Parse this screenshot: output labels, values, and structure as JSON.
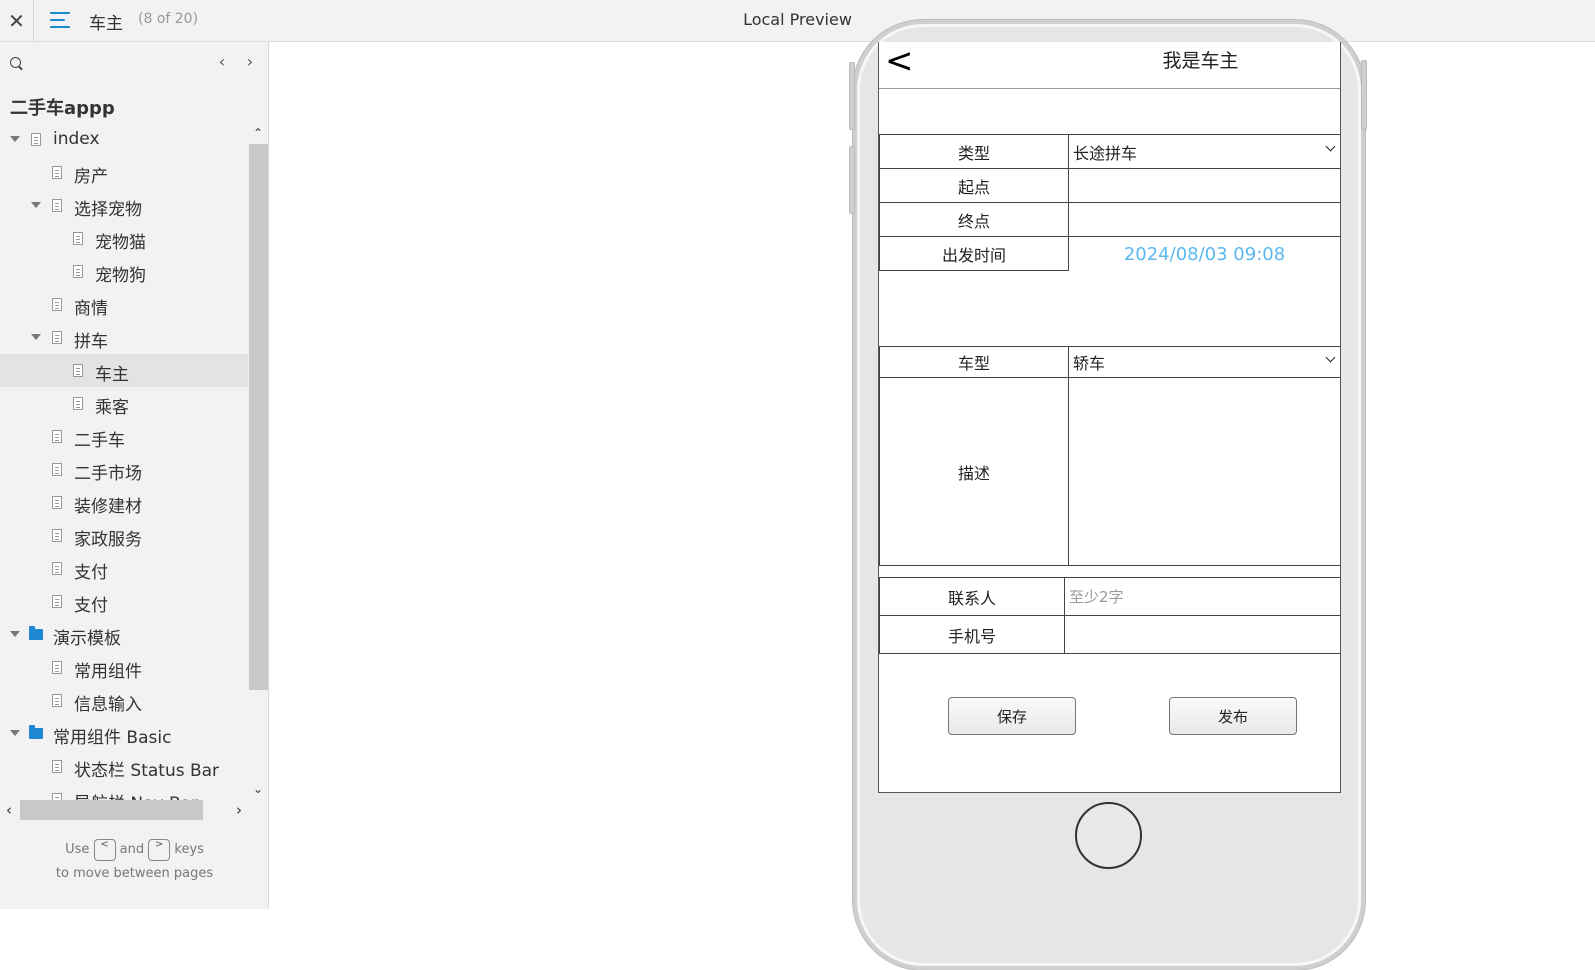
{
  "topbar": {
    "close_label": "✕",
    "page_title": "车主",
    "page_count": "(8 of 20)",
    "preview_title": "Local Preview"
  },
  "sidebar": {
    "search_placeholder": "",
    "nav_prev": "‹",
    "nav_next": "›",
    "project_title": "二手车appp",
    "items": [
      {
        "label": "index",
        "type": "page",
        "level": 0,
        "expanded": true
      },
      {
        "label": "房产",
        "type": "page",
        "level": 1
      },
      {
        "label": "选择宠物",
        "type": "page",
        "level": 1,
        "expanded": true
      },
      {
        "label": "宠物猫",
        "type": "page",
        "level": 2
      },
      {
        "label": "宠物狗",
        "type": "page",
        "level": 2
      },
      {
        "label": "商情",
        "type": "page",
        "level": 1
      },
      {
        "label": "拼车",
        "type": "page",
        "level": 1,
        "expanded": true
      },
      {
        "label": "车主",
        "type": "page",
        "level": 2,
        "selected": true
      },
      {
        "label": "乘客",
        "type": "page",
        "level": 2
      },
      {
        "label": "二手车",
        "type": "page",
        "level": 1
      },
      {
        "label": "二手市场",
        "type": "page",
        "level": 1
      },
      {
        "label": "装修建材",
        "type": "page",
        "level": 1
      },
      {
        "label": "家政服务",
        "type": "page",
        "level": 1
      },
      {
        "label": "支付",
        "type": "page",
        "level": 1
      },
      {
        "label": "支付",
        "type": "page",
        "level": 1
      },
      {
        "label": "演示模板",
        "type": "folder",
        "level": 0,
        "expanded": true
      },
      {
        "label": "常用组件",
        "type": "page",
        "level": 1
      },
      {
        "label": "信息输入",
        "type": "page",
        "level": 1
      },
      {
        "label": "常用组件 Basic",
        "type": "folder",
        "level": 0,
        "expanded": true
      },
      {
        "label": "状态栏 Status Bar",
        "type": "page",
        "level": 1
      },
      {
        "label": "导航栏 Nav Bar",
        "type": "page",
        "level": 1
      }
    ],
    "hint": {
      "use": "Use",
      "and": "and",
      "keys": "keys",
      "line2": "to move between pages",
      "key_prev": "<",
      "key_next": ">"
    }
  },
  "screen": {
    "back_label": "<",
    "title": "我是车主",
    "form": {
      "type_label": "类型",
      "type_value": "长途拼车",
      "start_label": "起点",
      "start_value": "",
      "end_label": "终点",
      "end_value": "",
      "depart_label": "出发时间",
      "depart_value": "2024/08/03 09:08",
      "car_label": "车型",
      "car_value": "轿车",
      "desc_label": "描述",
      "desc_value": "",
      "contact_label": "联系人",
      "contact_placeholder": "至少2字",
      "phone_label": "手机号",
      "phone_value": ""
    },
    "save_label": "保存",
    "publish_label": "发布"
  },
  "colors": {
    "accent": "#1e88d2",
    "date_text": "#5ab8f0",
    "sidebar_bg": "#f2f2f2",
    "selected_bg": "#e3e3e3"
  }
}
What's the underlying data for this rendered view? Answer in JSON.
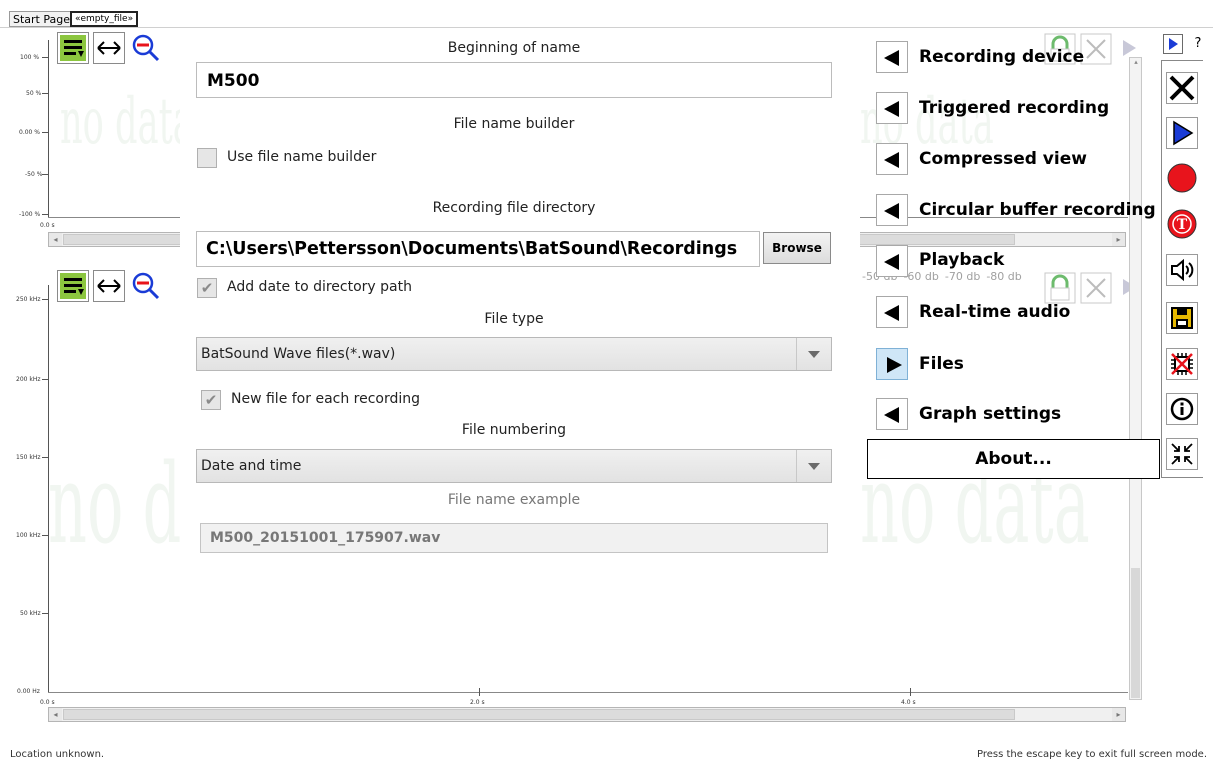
{
  "tabs": [
    {
      "label": "Start Page",
      "active": false
    },
    {
      "label": "«empty_file»",
      "active": true
    }
  ],
  "top_plot": {
    "y_ticks": [
      "100 %",
      "50 %",
      "0.00 %",
      "-50 %",
      "-100 %"
    ],
    "x_start": "0.0 s",
    "watermark": "no data"
  },
  "bottom_plot": {
    "y_ticks": [
      "250 kHz",
      "200 kHz",
      "150 kHz",
      "100 kHz",
      "50 kHz",
      "0.00 Hz"
    ],
    "x_ticks": [
      "0.0 s",
      "2.0 s",
      "4.0 s"
    ],
    "watermark": "no data"
  },
  "db_ticks": [
    "-50 db",
    "-60 db",
    "-70 db",
    "-80 db"
  ],
  "settings": {
    "beginning_of_name_label": "Beginning of name",
    "beginning_of_name_value": "M500",
    "file_name_builder_label": "File name builder",
    "use_file_name_builder_label": "Use file name builder",
    "use_file_name_builder_checked": false,
    "recording_dir_label": "Recording file directory",
    "recording_dir_value": "C:\\Users\\Pettersson\\Documents\\BatSound\\Recordings",
    "browse_label": "Browse",
    "add_date_label": "Add date to directory path",
    "add_date_checked": true,
    "file_type_label": "File type",
    "file_type_value": "BatSound Wave files(*.wav)",
    "new_file_label": "New file for each recording",
    "new_file_checked": true,
    "file_numbering_label": "File numbering",
    "file_numbering_value": "Date and time",
    "file_name_example_label": "File name example",
    "file_name_example_value": "M500_20151001_175907.wav"
  },
  "menu": {
    "items": [
      {
        "label": "Recording device",
        "expanded": false
      },
      {
        "label": "Triggered recording",
        "expanded": false
      },
      {
        "label": "Compressed view",
        "expanded": false
      },
      {
        "label": "Circular buffer recording",
        "expanded": false
      },
      {
        "label": "Playback",
        "expanded": false
      },
      {
        "label": "Real-time audio",
        "expanded": false
      },
      {
        "label": "Files",
        "expanded": true
      },
      {
        "label": "Graph settings",
        "expanded": false
      }
    ],
    "about_label": "About..."
  },
  "top_right": {
    "play": "▶",
    "help": "?"
  },
  "status": {
    "left": "Location unknown.",
    "right": "Press the escape key to exit full screen mode."
  },
  "colors": {
    "accent": "#cfe6f7",
    "record_red": "#e8141c",
    "play_blue": "#1a3bd6"
  }
}
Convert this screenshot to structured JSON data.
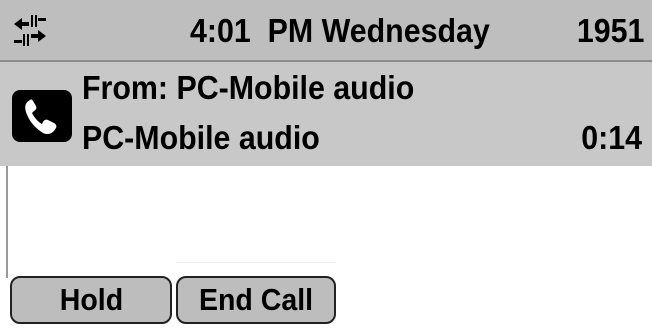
{
  "status_bar": {
    "network_icon": "network-transfer-icon",
    "time": "4:01  PM Wednesday",
    "extension": "1951"
  },
  "call": {
    "from_line": "From: PC-Mobile audio",
    "name": "PC-Mobile audio",
    "duration": "0:14",
    "icon": "phone-handset-icon"
  },
  "softkeys": [
    {
      "label": "Hold"
    },
    {
      "label": "End Call"
    }
  ],
  "colors": {
    "status_bar_bg": "#bebebe",
    "call_panel_bg": "#c8c8c8",
    "softkey_bg": "#bdbdbd",
    "text": "#000000"
  }
}
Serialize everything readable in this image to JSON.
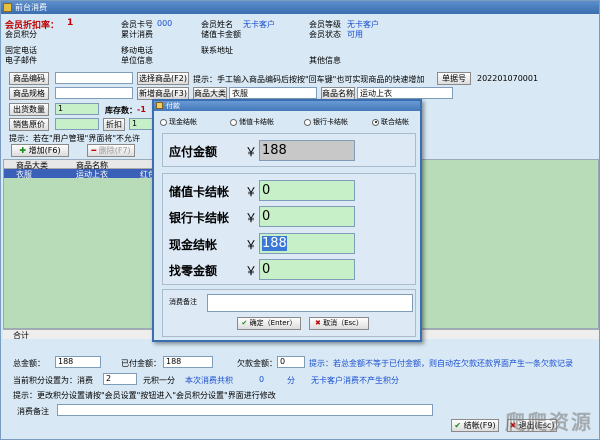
{
  "window": {
    "title": "前台消费"
  },
  "member": {
    "rate_label": "会员折扣率：",
    "rate_value": "1",
    "card_no_label": "会员卡号",
    "card_no_value": "000",
    "name_label": "会员姓名",
    "name_value": "无卡客户",
    "level_label": "会员等级",
    "level_value": "无卡客户",
    "points_label": "会员积分",
    "total_consume_label": "累计消费",
    "stored_amount_label": "储值卡金额",
    "status_label": "会员状态",
    "status_value": "可用",
    "phone_label": "固定电话",
    "mobile_label": "移动电话",
    "address_label": "联系地址",
    "email_label": "电子邮件",
    "company_label": "单位信息",
    "other_label": "其他信息"
  },
  "toolbar": {
    "product_code_label": "商品编码",
    "select_product_button": "选择商品(F2)",
    "hint": "提示：手工输入商品编码后按按\"回车键\"也可实现商品的快速增加",
    "order_no_label": "单据号",
    "order_no_value": "202201070001",
    "product_spec_label": "商品规格",
    "new_product_button": "新增商品(F3)",
    "category_label": "商品大类",
    "category_value": "衣服",
    "product_name_label": "商品名称",
    "product_name_value": "运动上衣",
    "qty_label": "出货数量",
    "qty_value": "1",
    "stock_label": "库存数：",
    "stock_value": "-1",
    "price_label": "销售原价",
    "discount_label": "折扣",
    "discount_value": "1",
    "manage_hint": "提示：若在\"用户管理\"界面将\"不允许",
    "add_button": "增加(F6)",
    "delete_button": "删除(F7)"
  },
  "grid": {
    "columns": [
      "商品大类",
      "商品名称",
      "红色"
    ],
    "rows": [
      [
        "衣服",
        "运动上衣",
        "红色"
      ]
    ],
    "totals_label": "合计"
  },
  "bottom": {
    "total_amount_label": "总金额：",
    "total_amount_value": "188",
    "paid_label": "已付金额：",
    "paid_value": "188",
    "owed_label": "欠款金额：",
    "owed_value": "0",
    "owed_hint": "提示：若总金额不等于已付金额，则自动在欠款还款界面产生一条欠款记录",
    "points_setting_label": "当前积分设置为：消费",
    "points_setting_value": "2",
    "points_unit": "元积一分",
    "this_points_label": "本次消费共积",
    "this_points_value": "0",
    "points_suffix": "分",
    "no_card_hint": "无卡客户消费不产生积分",
    "change_hint": "提示：更改积分设置请按\"会员设置\"按钮进入\"会员积分设置\"界面进行修改",
    "remark_label": "消费备注",
    "checkout_button": "结帐(F9)",
    "cancel_button": "退出(Esc)"
  },
  "modal": {
    "title": "付款",
    "radios": [
      "现金结帐",
      "储值卡结帐",
      "银行卡结帐",
      "联合结帐"
    ],
    "selected_radio": 3,
    "due_label": "应付金额",
    "currency": "￥",
    "due_value": "188",
    "stored_label": "储值卡结帐",
    "stored_value": "0",
    "bank_label": "银行卡结帐",
    "bank_value": "0",
    "cash_label": "现金结帐",
    "cash_value": "188",
    "change_label": "找零金额",
    "change_value": "0",
    "remark_label": "消费备注",
    "ok_button": "确定（Enter）",
    "cancel_button": "取消（Esc）"
  },
  "watermark": "爬爬资源"
}
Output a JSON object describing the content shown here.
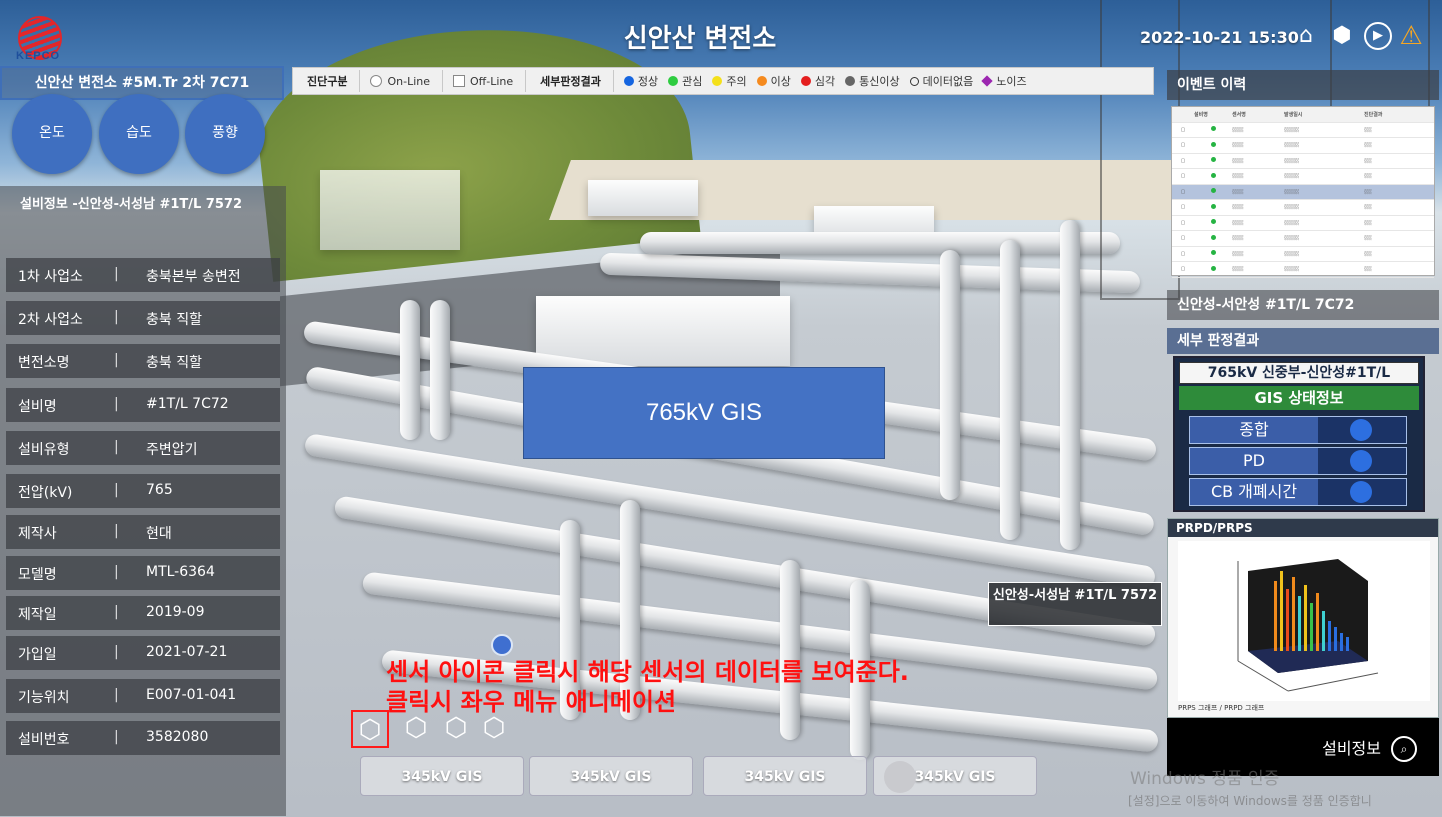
{
  "header": {
    "title": "신안산 변전소",
    "datetime": "2022-10-21 15:30",
    "logo_text": "KEPCO"
  },
  "station_label": "신안산 변전소 #5M.Tr 2차 7C71",
  "sensor_buttons": [
    "온도",
    "습도",
    "풍향"
  ],
  "equipment": {
    "title": "설비정보 -신안성-서성남 #1T/L 7572",
    "rows": [
      {
        "key": "1차 사업소",
        "sep": "|",
        "value": "충북본부 송변전"
      },
      {
        "key": "2차 사업소",
        "sep": "|",
        "value": "충북 직할"
      },
      {
        "key": "변전소명",
        "sep": "|",
        "value": "충북 직할"
      },
      {
        "key": "설비명",
        "sep": "|",
        "value": "#1T/L 7C72"
      },
      {
        "key": "설비유형",
        "sep": "|",
        "value": "주변압기"
      },
      {
        "key": "전압(kV)",
        "sep": "|",
        "value": "765"
      },
      {
        "key": "제작사",
        "sep": "|",
        "value": "현대"
      },
      {
        "key": "모델명",
        "sep": "|",
        "value": "MTL-6364"
      },
      {
        "key": "제작일",
        "sep": "|",
        "value": "2019-09"
      },
      {
        "key": "가입일",
        "sep": "|",
        "value": "2021-07-21"
      },
      {
        "key": "기능위치",
        "sep": "|",
        "value": "E007-01-041"
      },
      {
        "key": "설비번호",
        "sep": "|",
        "value": "3582080"
      }
    ]
  },
  "filter": {
    "diag_label": "진단구분",
    "online": "On-Line",
    "offline": "Off-Line",
    "result_label": "세부판정결과",
    "legend": [
      {
        "label": "정상",
        "color": "#1565e0"
      },
      {
        "label": "관심",
        "color": "#2ecc40"
      },
      {
        "label": "주의",
        "color": "#f4e01a"
      },
      {
        "label": "이상",
        "color": "#f58a1e"
      },
      {
        "label": "심각",
        "color": "#e41e1e"
      },
      {
        "label": "통신이상",
        "color": "#666666"
      },
      {
        "label": "데이터없음",
        "color": "ring"
      },
      {
        "label": "노이즈",
        "color": "#9c27b0"
      }
    ]
  },
  "scene": {
    "gis_label": "765kV GIS",
    "popup_label": "신안성-서성남 #1T/L 7572",
    "annotation_1": "센서 아이콘 클릭시 해당 센서의 데이터를 보여준다.",
    "annotation_2": "클릭시 좌우 메뉴 애니메이션",
    "gis_buttons": [
      "345kV GIS",
      "345kV GIS",
      "345kV GIS",
      "345kV GIS"
    ]
  },
  "right": {
    "event_title": "이벤트 이력",
    "event_table": {
      "headers": [
        "",
        "설비명",
        "센서명",
        "발생일시",
        "진단결과"
      ],
      "rows": [
        {
          "sel": false
        },
        {
          "sel": false
        },
        {
          "sel": false
        },
        {
          "sel": false
        },
        {
          "sel": true
        },
        {
          "sel": false
        },
        {
          "sel": false
        },
        {
          "sel": false
        },
        {
          "sel": false
        },
        {
          "sel": false
        }
      ]
    },
    "equip_name": "신안성-서안성 #1T/L 7C72",
    "detail_title": "세부 판정결과",
    "status_title": "765kV 신중부-신안성#1T/L",
    "status_sub": "GIS 상태정보",
    "status_rows": [
      "종합",
      "PD",
      "CB 개폐시간"
    ],
    "prpd_title": "PRPD/PRPS",
    "prpd_tabs": "PRPS 그래프 / PRPD 그래프",
    "equip_info_label": "설비정보"
  },
  "watermark": {
    "line1": "Windows 정품 인증",
    "line2": "[설정]으로 이동하여 Windows를 정품 인증합니"
  }
}
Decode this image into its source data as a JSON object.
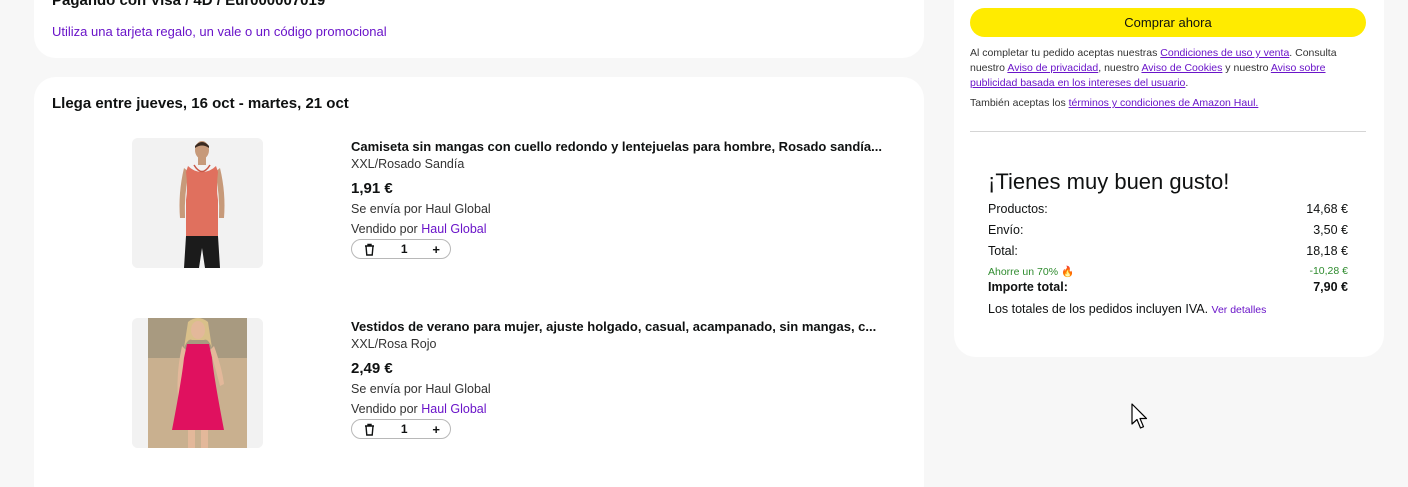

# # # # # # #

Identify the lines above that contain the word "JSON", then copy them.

### WRITTEN ANSWER
Parse this screenshot: output labels, values, and structure as JSON.
What's the underlying data for this rendered view? Answer in JSON.
Convert this screenshot to structured JSON data.
Serialize everything readable in this image to JSON.
Output a JSON object describing the content shown here.
Decode this image into its source data as a JSON object.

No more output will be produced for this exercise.